(App and web page records)
══════════
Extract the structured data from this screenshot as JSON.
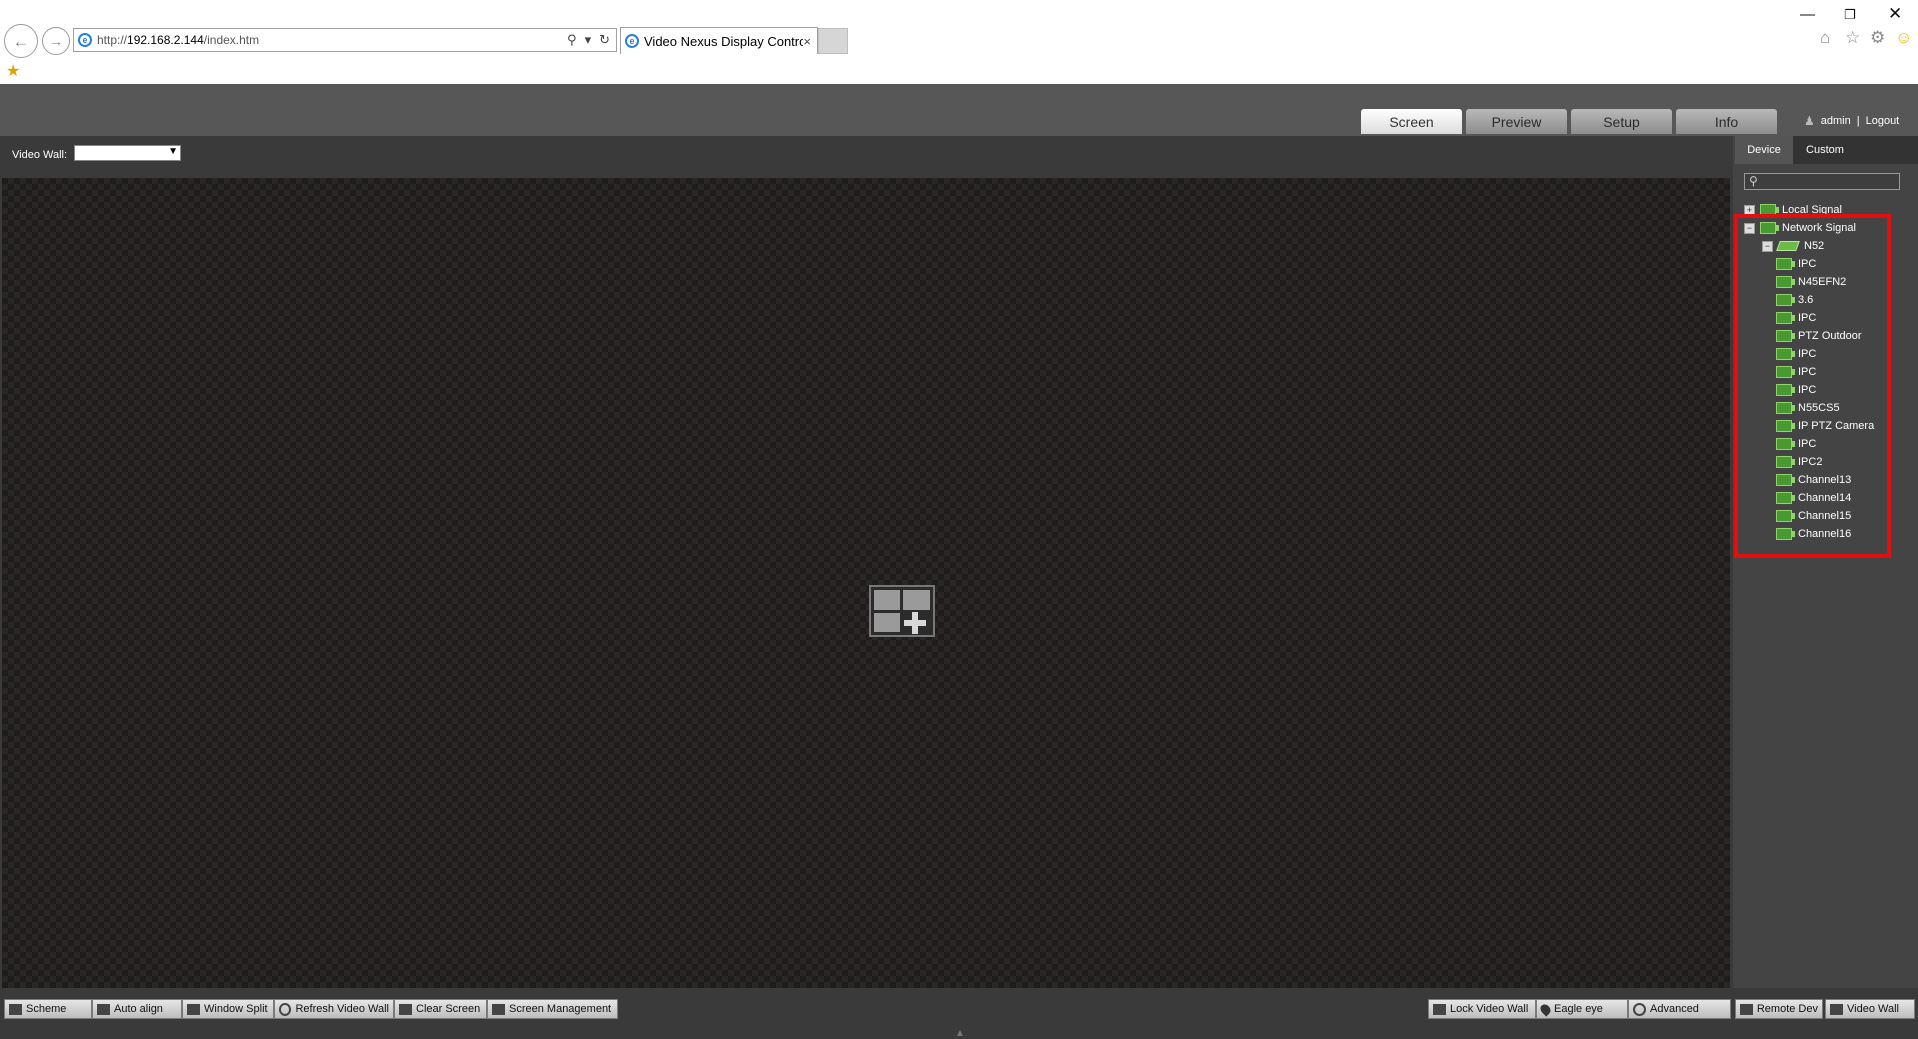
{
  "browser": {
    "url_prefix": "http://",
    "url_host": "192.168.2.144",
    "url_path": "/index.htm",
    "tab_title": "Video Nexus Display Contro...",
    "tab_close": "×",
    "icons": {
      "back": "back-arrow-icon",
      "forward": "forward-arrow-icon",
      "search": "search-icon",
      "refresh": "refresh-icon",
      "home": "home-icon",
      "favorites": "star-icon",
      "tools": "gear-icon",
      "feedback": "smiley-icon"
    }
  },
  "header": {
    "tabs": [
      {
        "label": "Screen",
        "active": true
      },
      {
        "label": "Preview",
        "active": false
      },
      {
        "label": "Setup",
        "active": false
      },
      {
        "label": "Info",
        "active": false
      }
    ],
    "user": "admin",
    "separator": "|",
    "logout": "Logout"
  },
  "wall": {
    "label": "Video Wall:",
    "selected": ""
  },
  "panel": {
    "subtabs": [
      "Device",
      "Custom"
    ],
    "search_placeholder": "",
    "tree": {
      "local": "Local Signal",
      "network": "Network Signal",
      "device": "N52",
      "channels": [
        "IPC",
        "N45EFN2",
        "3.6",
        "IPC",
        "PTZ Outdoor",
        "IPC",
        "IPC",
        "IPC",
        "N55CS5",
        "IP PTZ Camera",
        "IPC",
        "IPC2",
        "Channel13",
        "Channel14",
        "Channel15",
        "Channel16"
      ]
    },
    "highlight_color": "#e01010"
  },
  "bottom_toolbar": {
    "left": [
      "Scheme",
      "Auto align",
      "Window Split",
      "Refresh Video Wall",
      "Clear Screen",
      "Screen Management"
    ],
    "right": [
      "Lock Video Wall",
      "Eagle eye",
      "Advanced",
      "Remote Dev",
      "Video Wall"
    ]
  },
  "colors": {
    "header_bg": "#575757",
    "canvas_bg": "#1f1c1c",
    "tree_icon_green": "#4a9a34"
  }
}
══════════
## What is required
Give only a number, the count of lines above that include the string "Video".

## Completed exercise
5